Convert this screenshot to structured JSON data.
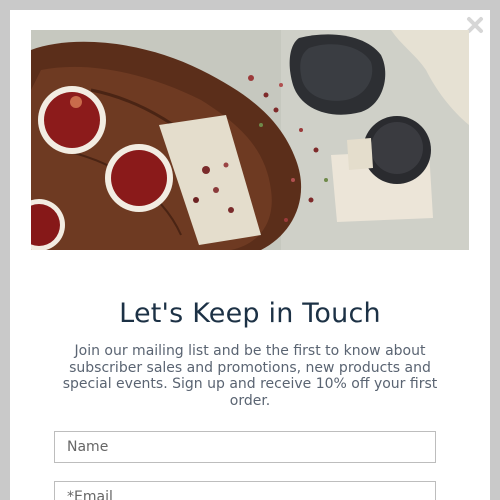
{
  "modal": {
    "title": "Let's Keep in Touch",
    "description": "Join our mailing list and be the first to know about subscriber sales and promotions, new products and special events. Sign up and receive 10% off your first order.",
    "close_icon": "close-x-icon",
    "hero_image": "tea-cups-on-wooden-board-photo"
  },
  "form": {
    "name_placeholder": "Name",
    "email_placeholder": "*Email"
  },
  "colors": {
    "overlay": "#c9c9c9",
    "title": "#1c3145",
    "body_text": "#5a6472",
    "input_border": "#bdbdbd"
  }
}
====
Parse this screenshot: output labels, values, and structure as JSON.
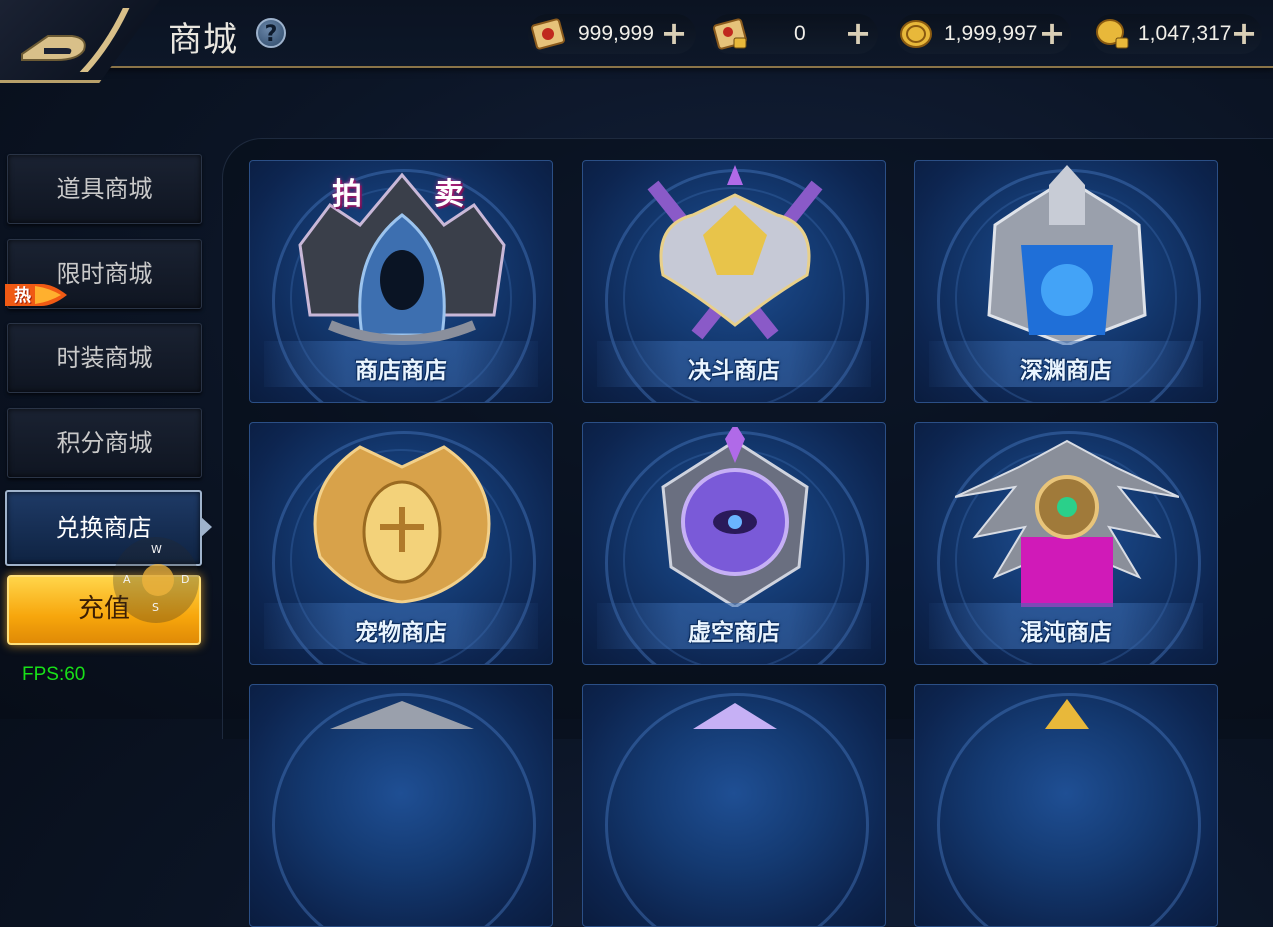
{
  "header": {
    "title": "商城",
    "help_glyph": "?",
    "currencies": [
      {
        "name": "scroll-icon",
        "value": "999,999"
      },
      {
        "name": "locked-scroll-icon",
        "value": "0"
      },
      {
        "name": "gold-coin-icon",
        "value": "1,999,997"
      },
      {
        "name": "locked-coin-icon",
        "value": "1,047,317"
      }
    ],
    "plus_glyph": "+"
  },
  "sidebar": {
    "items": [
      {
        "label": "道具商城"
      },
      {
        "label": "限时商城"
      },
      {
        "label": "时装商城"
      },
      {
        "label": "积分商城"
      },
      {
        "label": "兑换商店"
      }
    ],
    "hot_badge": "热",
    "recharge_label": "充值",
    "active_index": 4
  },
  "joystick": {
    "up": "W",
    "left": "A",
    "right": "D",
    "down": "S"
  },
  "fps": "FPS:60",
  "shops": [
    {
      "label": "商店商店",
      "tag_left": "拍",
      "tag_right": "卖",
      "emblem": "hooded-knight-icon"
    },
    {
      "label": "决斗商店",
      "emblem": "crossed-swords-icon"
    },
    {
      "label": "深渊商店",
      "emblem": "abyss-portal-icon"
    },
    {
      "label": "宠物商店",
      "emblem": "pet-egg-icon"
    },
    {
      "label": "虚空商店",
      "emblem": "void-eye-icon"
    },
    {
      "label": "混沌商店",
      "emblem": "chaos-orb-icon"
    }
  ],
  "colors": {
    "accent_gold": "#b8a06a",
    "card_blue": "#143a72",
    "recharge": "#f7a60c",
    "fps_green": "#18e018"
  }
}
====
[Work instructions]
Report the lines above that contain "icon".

[Solved exercise]
    "close_icon": "close-x-icon",
        "name": "scroll-icon",
        "name": "locked-scroll-icon",
        "name": "gold-coin-icon",
        "name": "locked-coin-icon",
      "emblem": "hooded-knight-icon"
      "emblem": "crossed-swords-icon"
      "emblem": "abyss-portal-icon"
      "emblem": "pet-egg-icon"
      "emblem": "void-eye-icon"
      "emblem": "chaos-orb-icon"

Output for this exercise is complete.